Even back then in the days of standard definition non-CGI TV, The Young Ones looked incredibly lo-fi. The grungy string and sellotape look belied some real sophistication. Each episode was recorded before an unforgiving live audience. This meant that the explosions, destruction and general mayhem that took place in each show had to be meticulously coordinated, and that timing was critical.
Slapstick violence was also part and parcel of The Young Ones experience. From pickaxes through Vyvyan’s skull to a cast iron pan hitting Neil’s head (complete with a cartoony “dooonggggg” sound effect which never failed to get a laugh), the frantic comedic violence gave the show a distinct slapstick quality and much of its zany energy.
Bad language was also another device that was exploited to good effect on the show. At the time, the BBC forbade any swearing. This led to a lot of creatively crafted insults such as Rik’s, “You utter, utter UTTER poohead!” About the only swear word that was able to be used on the air at the time was “bastard”. Because of this, the term was liberally sprayed about.
The Young Ones ran for two seasons, clocking up a mere 12 episodes. Re-watching episodes today I’m amazed at how well the humour is still current and holds up. Unlike a lot of other TV shows of the time, the cast and crew wisely decided to end on a high. While a lot of shows are being badly resurrected with crapulent sequels, prequels, reboots or remakes, sanity has so far prevailed when it comes to The Young Ones.
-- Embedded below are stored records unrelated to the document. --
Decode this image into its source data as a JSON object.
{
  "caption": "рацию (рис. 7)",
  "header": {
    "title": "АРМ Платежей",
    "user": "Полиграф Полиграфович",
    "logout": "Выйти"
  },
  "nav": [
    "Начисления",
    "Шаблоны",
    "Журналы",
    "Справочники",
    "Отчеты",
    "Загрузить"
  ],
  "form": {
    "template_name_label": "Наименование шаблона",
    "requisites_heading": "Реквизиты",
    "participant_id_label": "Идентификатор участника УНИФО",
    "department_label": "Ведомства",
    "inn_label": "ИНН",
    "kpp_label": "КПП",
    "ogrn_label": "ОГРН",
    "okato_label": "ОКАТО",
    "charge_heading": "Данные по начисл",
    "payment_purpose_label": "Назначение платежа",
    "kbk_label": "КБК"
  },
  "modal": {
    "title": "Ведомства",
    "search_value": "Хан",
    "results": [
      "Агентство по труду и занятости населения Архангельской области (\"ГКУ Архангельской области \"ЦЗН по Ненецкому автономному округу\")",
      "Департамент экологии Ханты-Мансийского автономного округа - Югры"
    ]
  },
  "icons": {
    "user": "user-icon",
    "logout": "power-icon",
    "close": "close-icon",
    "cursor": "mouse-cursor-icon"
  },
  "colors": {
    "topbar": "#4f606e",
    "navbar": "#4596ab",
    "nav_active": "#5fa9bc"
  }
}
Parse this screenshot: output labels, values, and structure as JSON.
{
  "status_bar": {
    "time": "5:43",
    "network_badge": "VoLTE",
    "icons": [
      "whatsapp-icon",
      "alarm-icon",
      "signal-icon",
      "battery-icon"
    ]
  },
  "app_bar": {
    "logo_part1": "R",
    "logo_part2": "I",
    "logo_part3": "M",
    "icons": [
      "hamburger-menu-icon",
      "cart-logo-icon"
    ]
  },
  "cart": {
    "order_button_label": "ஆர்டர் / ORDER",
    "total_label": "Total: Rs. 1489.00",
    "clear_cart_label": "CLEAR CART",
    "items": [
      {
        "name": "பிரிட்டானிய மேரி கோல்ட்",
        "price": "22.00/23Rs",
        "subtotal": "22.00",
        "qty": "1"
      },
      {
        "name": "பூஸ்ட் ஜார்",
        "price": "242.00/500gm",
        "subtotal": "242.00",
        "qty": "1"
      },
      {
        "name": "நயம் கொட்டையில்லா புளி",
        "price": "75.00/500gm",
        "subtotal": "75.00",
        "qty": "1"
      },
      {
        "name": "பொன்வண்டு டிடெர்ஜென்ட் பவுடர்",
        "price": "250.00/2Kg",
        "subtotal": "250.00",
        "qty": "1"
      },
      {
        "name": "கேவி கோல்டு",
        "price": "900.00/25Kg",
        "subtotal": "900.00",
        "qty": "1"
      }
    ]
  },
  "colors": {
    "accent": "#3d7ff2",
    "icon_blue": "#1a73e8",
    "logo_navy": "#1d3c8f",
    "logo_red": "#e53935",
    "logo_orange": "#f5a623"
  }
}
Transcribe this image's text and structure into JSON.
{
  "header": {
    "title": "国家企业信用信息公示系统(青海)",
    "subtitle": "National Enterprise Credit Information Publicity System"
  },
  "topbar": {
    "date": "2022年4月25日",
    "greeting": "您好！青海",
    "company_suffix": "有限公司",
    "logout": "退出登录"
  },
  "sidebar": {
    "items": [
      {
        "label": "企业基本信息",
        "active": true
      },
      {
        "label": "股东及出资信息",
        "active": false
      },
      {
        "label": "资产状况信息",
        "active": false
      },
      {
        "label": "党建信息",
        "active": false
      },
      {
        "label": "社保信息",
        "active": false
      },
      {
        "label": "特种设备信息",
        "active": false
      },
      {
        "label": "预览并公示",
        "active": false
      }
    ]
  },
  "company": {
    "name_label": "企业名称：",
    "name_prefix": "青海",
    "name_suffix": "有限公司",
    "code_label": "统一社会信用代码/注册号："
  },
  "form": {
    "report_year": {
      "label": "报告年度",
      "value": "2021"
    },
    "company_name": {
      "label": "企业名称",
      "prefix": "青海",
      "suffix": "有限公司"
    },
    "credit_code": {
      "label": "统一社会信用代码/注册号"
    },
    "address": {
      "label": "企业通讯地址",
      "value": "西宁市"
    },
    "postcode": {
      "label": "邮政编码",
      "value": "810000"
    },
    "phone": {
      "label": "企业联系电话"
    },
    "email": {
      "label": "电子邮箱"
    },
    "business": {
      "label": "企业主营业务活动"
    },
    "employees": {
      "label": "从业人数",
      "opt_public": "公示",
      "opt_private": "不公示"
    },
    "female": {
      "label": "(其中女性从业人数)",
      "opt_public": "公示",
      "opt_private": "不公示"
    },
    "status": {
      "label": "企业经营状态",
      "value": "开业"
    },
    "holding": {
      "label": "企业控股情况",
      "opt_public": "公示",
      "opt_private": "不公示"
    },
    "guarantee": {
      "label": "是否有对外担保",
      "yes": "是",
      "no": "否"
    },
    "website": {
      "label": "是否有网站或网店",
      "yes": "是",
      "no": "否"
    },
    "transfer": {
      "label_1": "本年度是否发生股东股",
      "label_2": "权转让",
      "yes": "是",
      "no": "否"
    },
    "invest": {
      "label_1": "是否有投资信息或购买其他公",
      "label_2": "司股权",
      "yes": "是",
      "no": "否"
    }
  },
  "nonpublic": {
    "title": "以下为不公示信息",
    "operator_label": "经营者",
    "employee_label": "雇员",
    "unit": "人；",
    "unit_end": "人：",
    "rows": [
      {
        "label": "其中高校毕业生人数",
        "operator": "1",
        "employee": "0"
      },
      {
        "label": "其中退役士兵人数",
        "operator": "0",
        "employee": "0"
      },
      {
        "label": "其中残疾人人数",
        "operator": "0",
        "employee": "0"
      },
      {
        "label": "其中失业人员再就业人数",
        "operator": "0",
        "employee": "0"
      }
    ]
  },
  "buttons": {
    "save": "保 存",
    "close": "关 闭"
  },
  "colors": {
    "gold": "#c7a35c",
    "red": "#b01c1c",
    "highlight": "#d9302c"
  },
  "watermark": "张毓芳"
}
Besides, doing so would be challenging given that Rik Mayall died in 2014.
- The Young Ones is available to view on TVNZ On Demand.
- Gary Steel was never a Cliff Richard fan, but Pat Pilcher did once boogie to Gary Glitter records in his teenage bedroom.